Daniel Radcliffe, Ciaran Hinds, Liz White, Janet McTeer, Alisa Khazanova

It follows a smart young lawyer named Arthur Kipps who must travel to a remote and slightly deserted village and handle a deceased clients papers and files. However, as he toils over the work, he begins to unravel tragic secrets of the village and the client. This is accompanied by a mysteriously woman in black who he glimpses more and more. When he questions the locals he gets no answers. He is forced to set out on his own to figure out the true identity of the woman and stop her from her true intent.

Based on the novel of the same name by Susan Hill.

Big Miracle


John Krasinski, Drew Barrymore, Kristen Bell.

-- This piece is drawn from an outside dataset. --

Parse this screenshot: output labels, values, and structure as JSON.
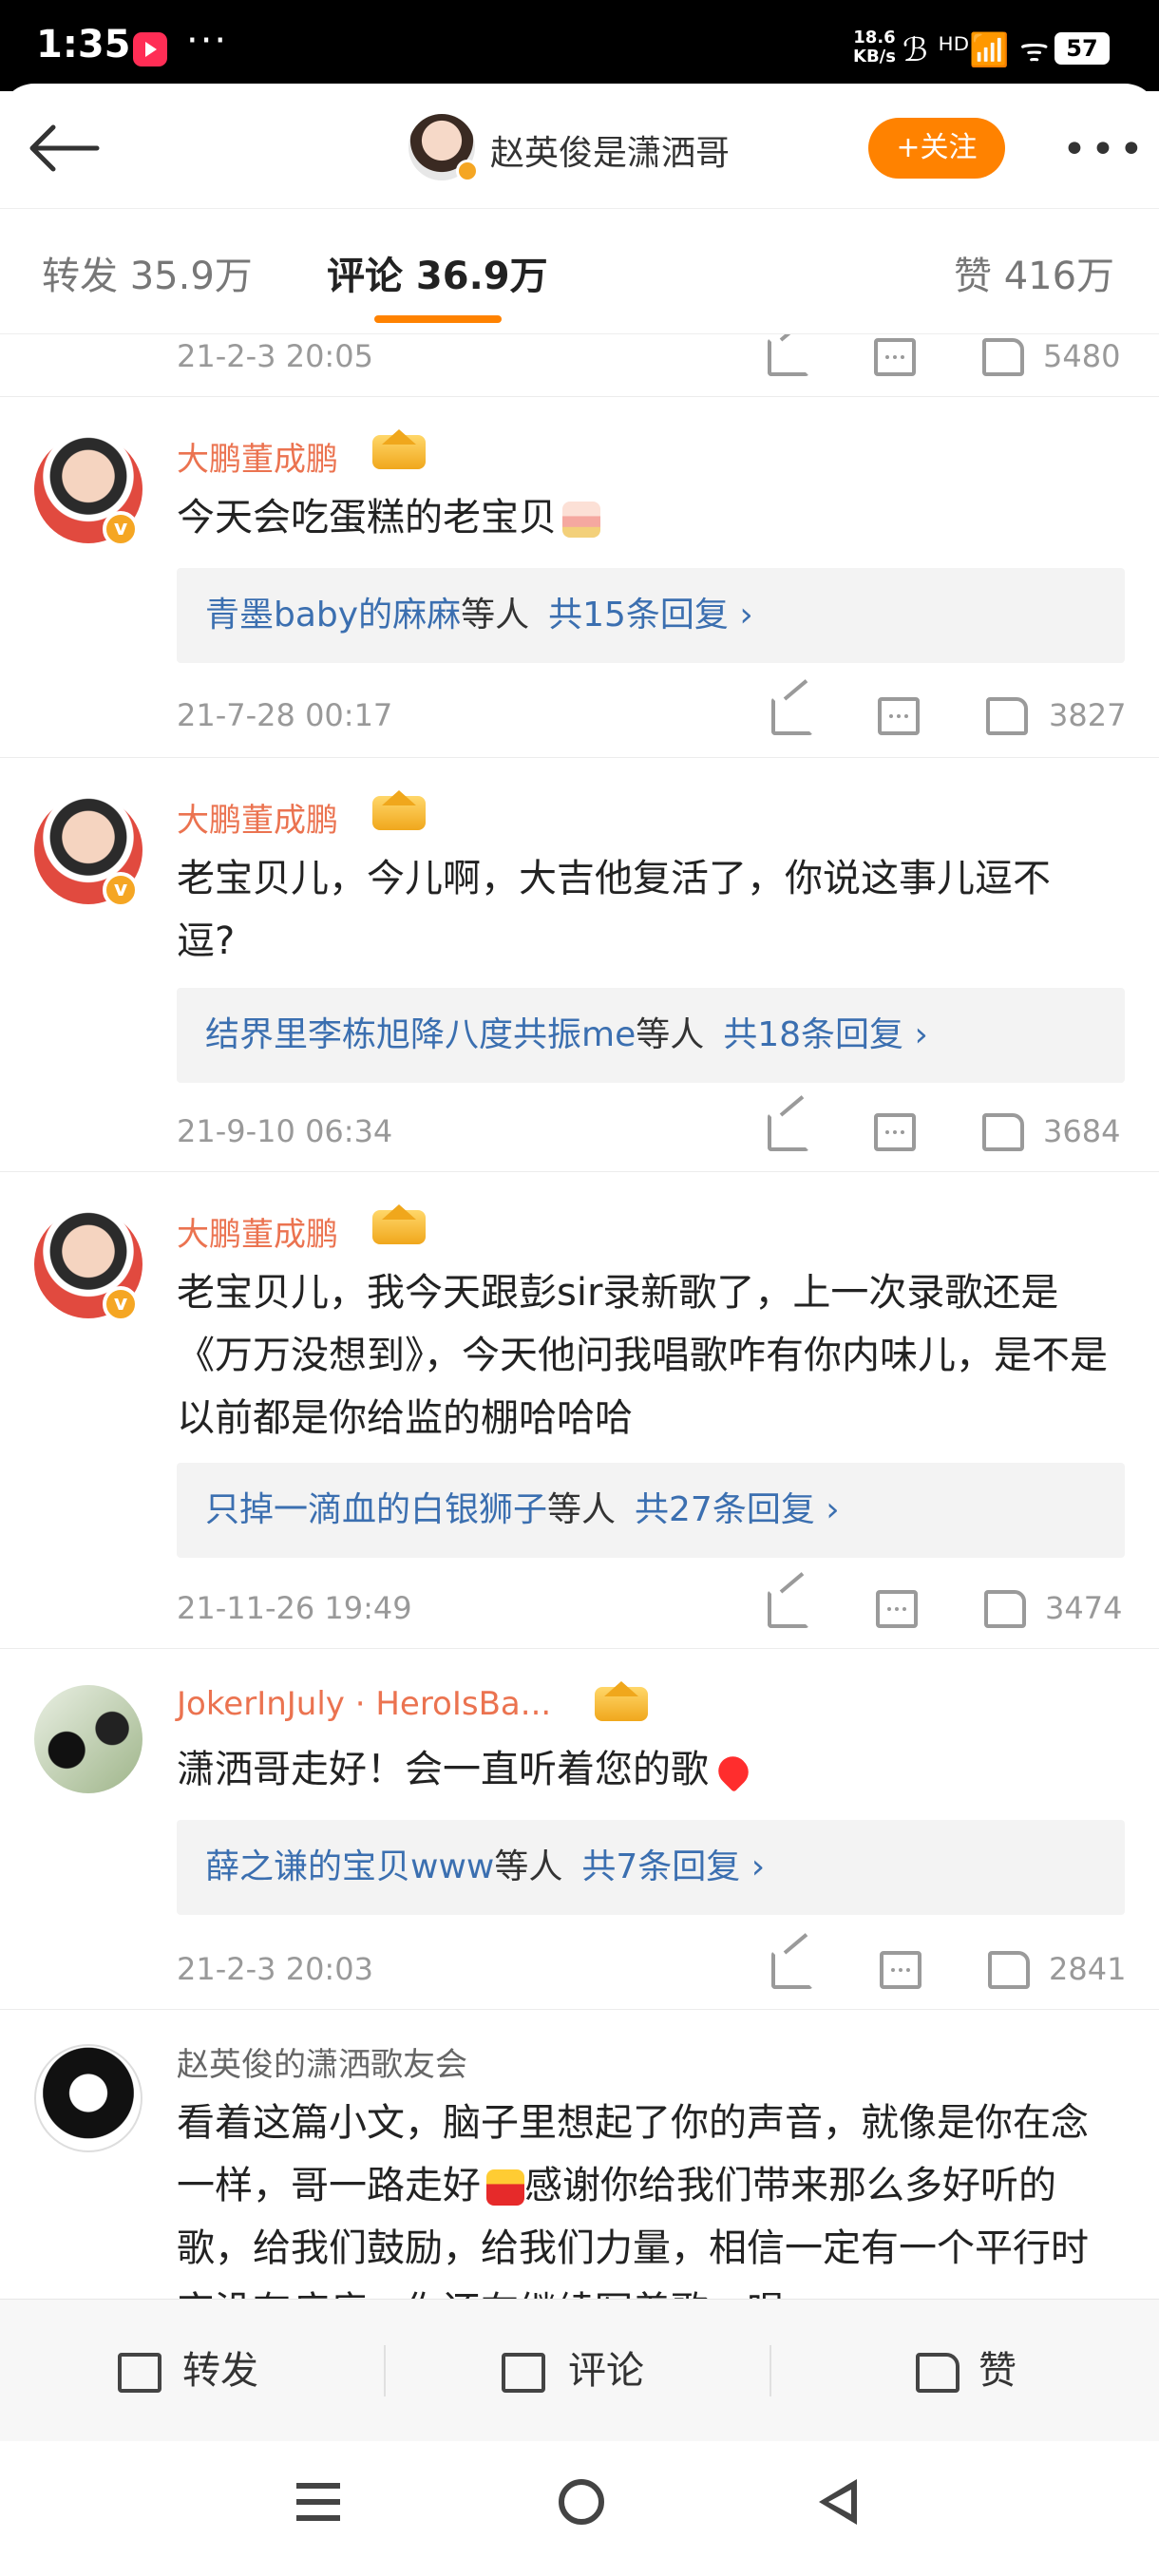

Inspired by the true story that captured the hearts of people across the world, the rescue adventure ‘Big Miracle’ tells the amazing tale of a small town news reporter (John Krasinski) and a Greenpeace volunteer (Drew Barrymore) who are joined by rival world superpowers to save a family of majestic gray whales trapped by rapidly forming ice in the Arctic Circle.

Based on the 1989 book Freeing the Whales by Tom Rose


February 17th

Ghost Rider: Spirit of Vengeance


Nicolas Cage, Johnny Whitworth, Fergus Riordan, Ciaran Hinds, Violante Placido, Idris Elba, Christopher Lambert

Johnny is still struggling with his curse as the devil’s bounty hunter – but he may risk everything as he teams up with the leader of a group of rebel monks to save a young boy from the devil… and possibly rid himself of his curse forever.

Based on the Marvel Comics antihero Ghost Rider.

The Secret World of Arrietty

A 2010 Japanese animated fantasy film based on Mary Norton’s juvenile fantasy novel The Borrowers. The film was directed by Hiromasa Yonebayashi, was written by Hayao Miyazaki and Keiko Niwa, and stars the voices of Mirai Shida as the titular character, Ryunosuke Kamiki as Sho, and Tatsuya Fujiwara as Spiller. The film tells the story of Arrietty, a young Borrower who lives under the floorboards of a typical household. She eventually befriends Sho, a human boy with a heart condition since birth who is living with his great aunt Sadako. When Sadako’s maid Haru becomes suspicious of the floorboard’s disturbance, Arrietty and her family must escape detection, even if it means leaving their beloved home.